(Part 2 – continued from July 3)
In terms of outline, I normally will write a loose synopsis before I begin writing that sets out the beginning of the story, the key premise or situation that drives the plot, and a general sense of the ending. I want to have a roadmap for the story that will assist me if I get stuck, but I don’t want the synopsis to be so rigid that I can’t vary from it if the characters start coming alive on the page and doing things I didn’t originally anticipate. I try to end each writing session with a few words in bold for where I want to go the next day.
Revisions first involve a developmental edit, where I work with my editor to iron out the kinks of the story, fill in gaps and, perhaps most importantly, trim any parts of the novel that aren’t working. This is one of my favorite parts of the process, as we cut the fat and enhance the theme of the story. The overall theme of Legacy of Lies is redemption, as Bo Haynes seeks to resurrect his life and family by moving back to Pulaski and representing General Lewis.
Once we have fully developed the storyline, the last and most painful steps involve a copyedit, where the book is read with a fine tooth comb for continuity issues, typographical errors, etc. and then a final proofread.
One of the challenges of writing Legacy of Lies was to craft a story that would be pleasing to fans of the McMurtrie & Drake series but also stand on its own as the first entry in a new collection of books featuring Bo Haynes. I wanted to tie up the central situation, but dangle a few twists that will hopefully entice readers to come back for book two. As a reader, I have always loved series characters and books, and I love the feeling of being left satisfied with a book but wanting more from the characters. That was my goal with Legacy of Lies, and I hope I came close to achieving it.

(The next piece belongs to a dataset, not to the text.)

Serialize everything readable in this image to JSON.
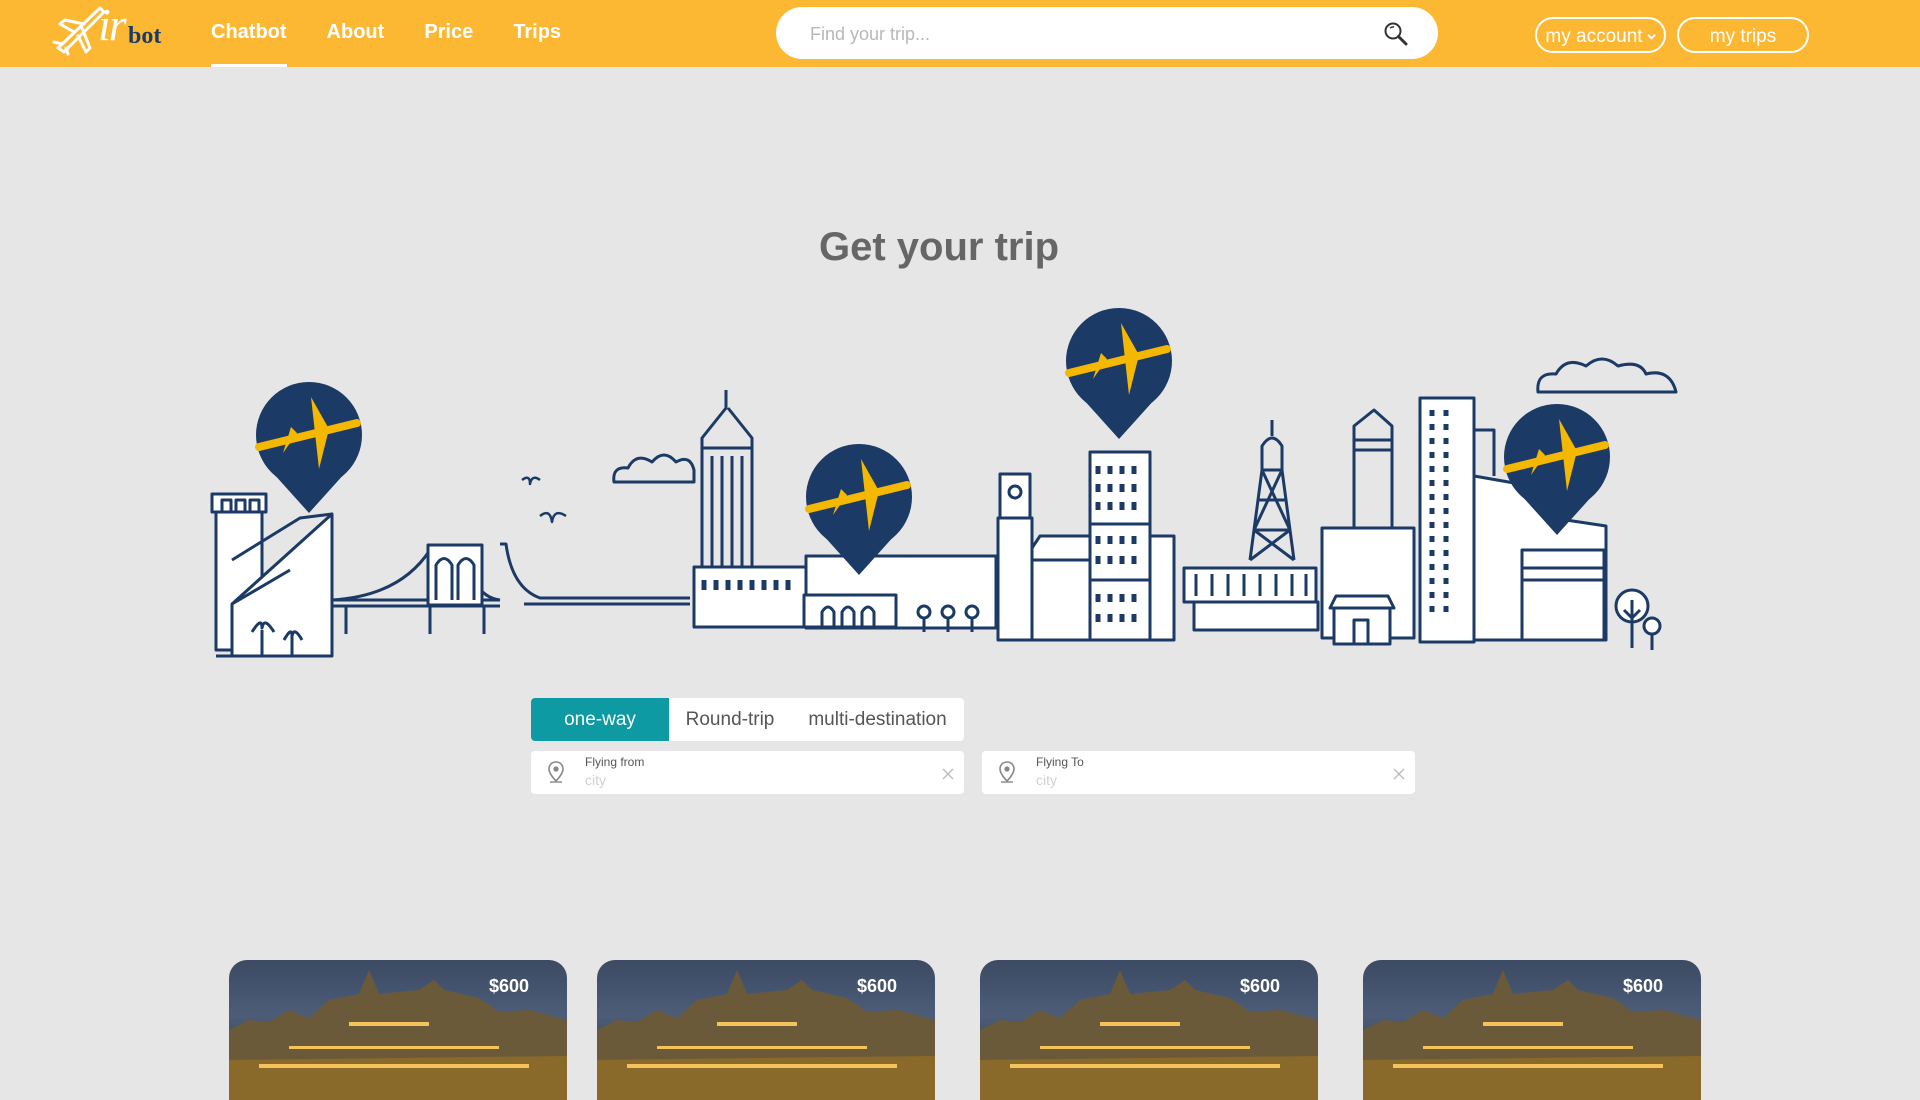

One last tidbit I’d offer for prospective writers. I think of writing as a “flow” and “grind” process. Writing itself is a flow activity where you have to find a state of relaxed focus where you can let your imagination run wild. However, to get there, you have to “grind” and make yourself sit in the chair each morning or evening or whenever you choose to write. Both the flow and the grind parts are important, but the grind is probably the most crucial as you can’t ever get in the flow state unless you force yourself to sit down and stare at the computer screen. Sometimes the time spent at the keyboard is painful and all you are left with is a sentence that stinks. And sometimes, you find the flow and you’re left with a couple thousand words and you feel as if you could write all day. Those good days aren’t possible, at least for me, without a few of the painful ones.
Like life, writing can be sloppy and messy, but also wonderful and magical. I wouldn’t trade a second of my journey, and I’m still learning. One day at a time, one page at a time, one word at a time.
Flow and grind. Grind and flow. Rinse. Repeat. Write.